[[ DATA TO USE, beginning ]]

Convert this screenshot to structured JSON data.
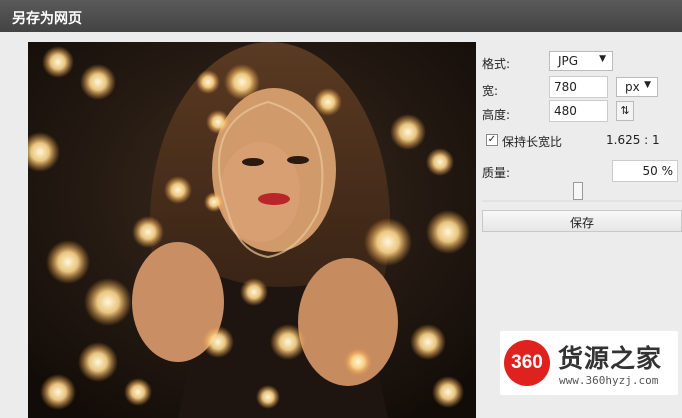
{
  "window": {
    "title": "另存为网页"
  },
  "options": {
    "format_label": "格式:",
    "format_value": "JPG",
    "width_label": "宽:",
    "width_value": "780",
    "unit_value": "px",
    "height_label": "高度:",
    "height_value": "480",
    "keep_ratio_label": "保持长宽比",
    "keep_ratio_checked": true,
    "ratio_text": "1.625 : 1",
    "quality_label": "质量:",
    "quality_value": "50 %",
    "quality_fraction": 0.5,
    "save_label": "保存"
  },
  "preview": {
    "description_icon": "photo-preview",
    "palette": {
      "bg": "#1a130e",
      "skin": "#c98e63",
      "light": "#ffe9b0",
      "glow": "#f7b25a"
    }
  },
  "watermark": {
    "badge": "360",
    "title": "货源之家",
    "url": "www.360hyzj.com",
    "brand_color": "#e0221f"
  }
}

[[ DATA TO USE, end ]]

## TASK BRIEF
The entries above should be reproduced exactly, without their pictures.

## EXPECTED ANSWER
Convert this screenshot to structured JSON data.
{
  "window": {
    "title": "另存为网页"
  },
  "options": {
    "format_label": "格式:",
    "format_value": "JPG",
    "width_label": "宽:",
    "width_value": "780",
    "unit_value": "px",
    "height_label": "高度:",
    "height_value": "480",
    "keep_ratio_label": "保持长宽比",
    "keep_ratio_checked": true,
    "ratio_text": "1.625 : 1",
    "quality_label": "质量:",
    "quality_value": "50 %",
    "quality_fraction": 0.5,
    "save_label": "保存"
  },
  "preview": {
    "description_icon": "photo-preview",
    "palette": {
      "bg": "#1a130e",
      "skin": "#c98e63",
      "light": "#ffe9b0",
      "glow": "#f7b25a"
    }
  },
  "watermark": {
    "badge": "360",
    "title": "货源之家",
    "url": "www.360hyzj.com",
    "brand_color": "#e0221f"
  }
}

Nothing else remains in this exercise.